WORK ITEM:
Scan the listing below for the word "another", then copy each line that has it.
* * * * * * * * *
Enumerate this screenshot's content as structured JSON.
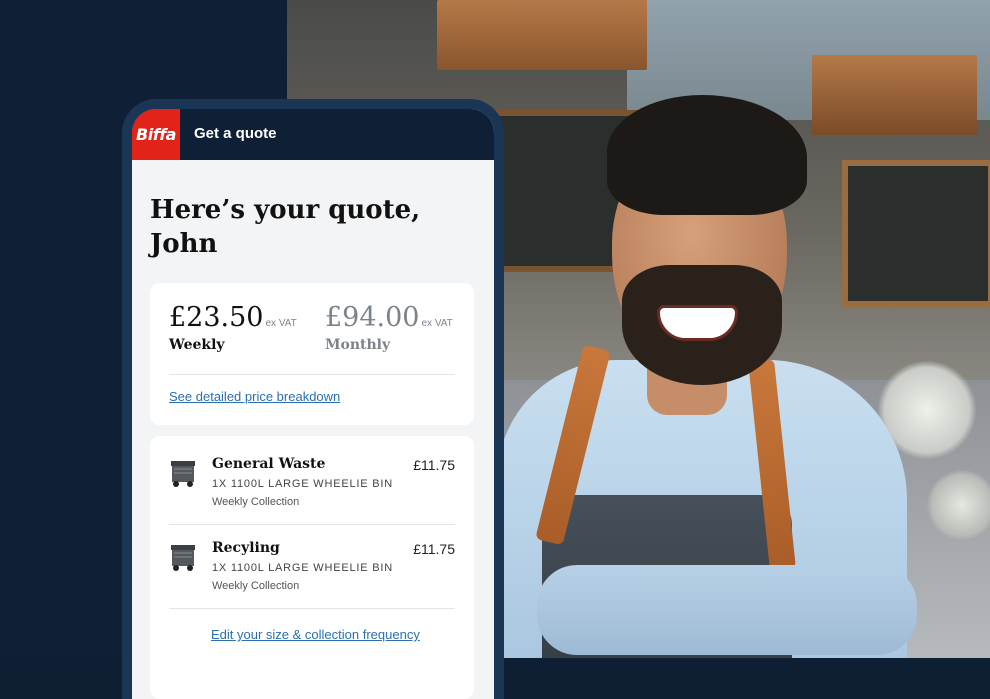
{
  "colors": {
    "brand_red": "#e2231a",
    "navy": "#0f2036",
    "link_blue": "#2a6fb0"
  },
  "header": {
    "logo_text": "Biffa",
    "title": "Get a quote"
  },
  "greeting": "Here’s your quote, John",
  "prices": [
    {
      "amount": "£23.50",
      "suffix": "ex VAT",
      "period": "Weekly",
      "emphasis": true
    },
    {
      "amount": "£94.00",
      "suffix": "ex VAT",
      "period": "Monthly",
      "emphasis": false
    }
  ],
  "breakdown_link": "See detailed price breakdown",
  "items": [
    {
      "icon": "wheelie-bin-icon",
      "name": "General Waste",
      "size": "1X 1100L LARGE WHEELIE BIN",
      "frequency": "Weekly Collection",
      "price": "£11.75"
    },
    {
      "icon": "wheelie-bin-icon",
      "name": "Recyling",
      "size": "1X 1100L LARGE WHEELIE BIN",
      "frequency": "Weekly Collection",
      "price": "£11.75"
    }
  ],
  "edit_link": "Edit your size & collection frequency"
}
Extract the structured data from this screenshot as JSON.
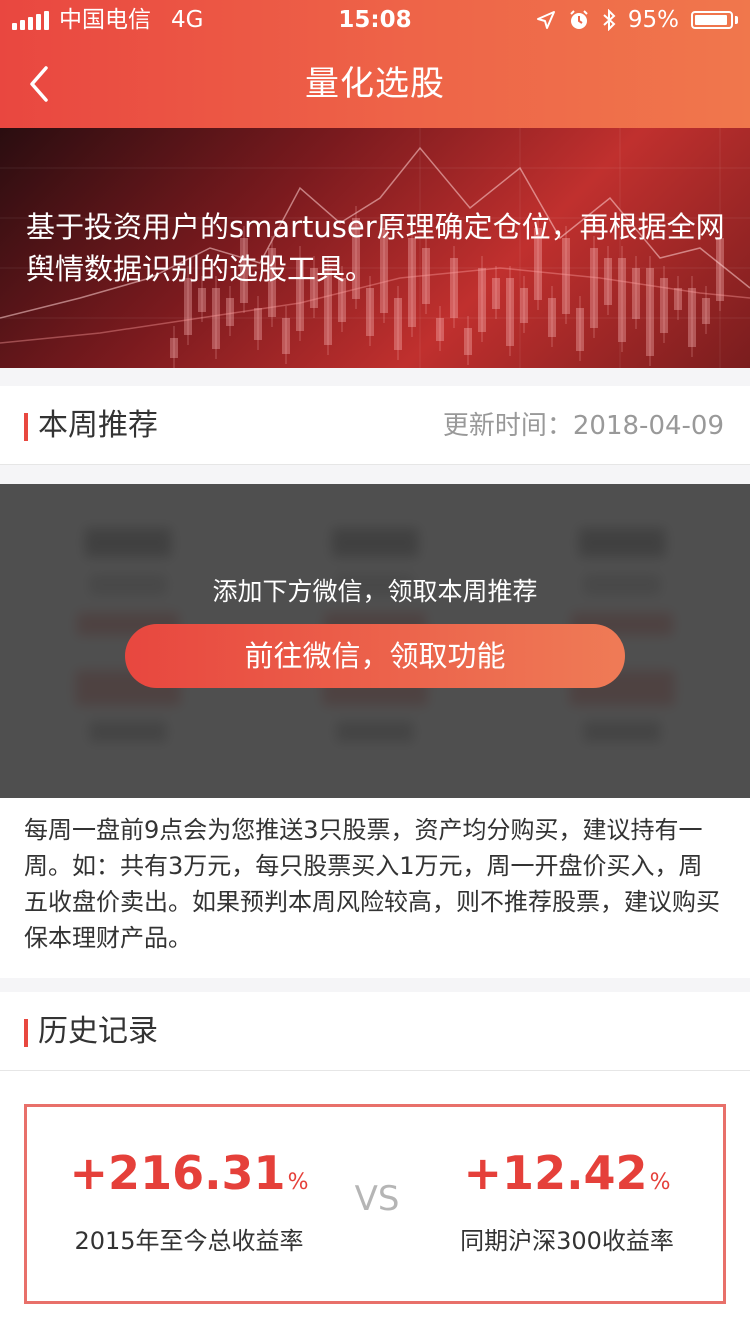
{
  "status_bar": {
    "carrier": "中国电信",
    "network": "4G",
    "time": "15:08",
    "battery": "95%",
    "battery_level": 0.95
  },
  "nav": {
    "title": "量化选股",
    "back_icon": "chevron-left-icon"
  },
  "banner": {
    "text": "基于投资用户的smartuser原理确定仓位，再根据全网舆情数据识别的选股工具。"
  },
  "weekly": {
    "title": "本周推荐",
    "update_label": "更新时间：",
    "update_date": "2018-04-09",
    "lock_tip": "添加下方微信，领取本周推荐",
    "lock_button": "前往微信，领取功能",
    "description": "每周一盘前9点会为您推送3只股票，资产均分购买，建议持有一周。如：共有3万元，每只股票买入1万元，周一开盘价买入，周五收盘价卖出。如果预判本周风险较高，则不推荐股票，建议购买保本理财产品。"
  },
  "history": {
    "title": "历史记录",
    "left_value": "+216.31",
    "left_unit": "%",
    "left_caption": "2015年至今总收益率",
    "vs": "VS",
    "right_value": "+12.42",
    "right_unit": "%",
    "right_caption": "同期沪深300收益率"
  },
  "colors": {
    "accent": "#e8483f",
    "nav_gradient_start": "#e94740",
    "nav_gradient_end": "#f0774c"
  }
}
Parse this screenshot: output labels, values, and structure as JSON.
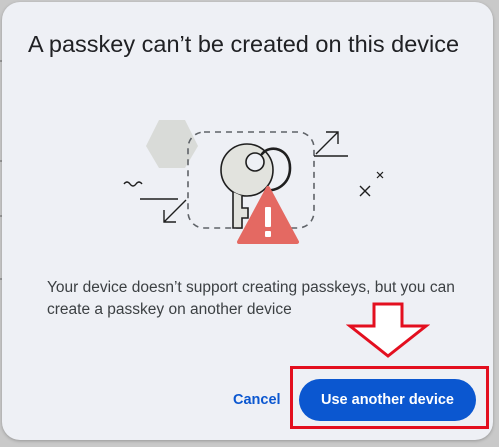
{
  "dialog": {
    "title": "A passkey can’t be created on this device",
    "message": "Your device doesn’t support creating passkeys, but you can create a passkey on another device",
    "cancel_label": "Cancel",
    "primary_label": "Use another device"
  },
  "colors": {
    "accent": "#0b57d0",
    "warning": "#e46962",
    "annotation": "#e30f1f",
    "dialog_background": "#eef0f5"
  },
  "icons": {
    "illustration": "passkey-warning-illustration",
    "annotation_arrow": "red-down-arrow-icon"
  }
}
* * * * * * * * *
ANSWER FOR THE TASK:
    "message": "Your device doesn’t support creating passkeys, but you can create a passkey on another device",
    "primary_label": "Use another device"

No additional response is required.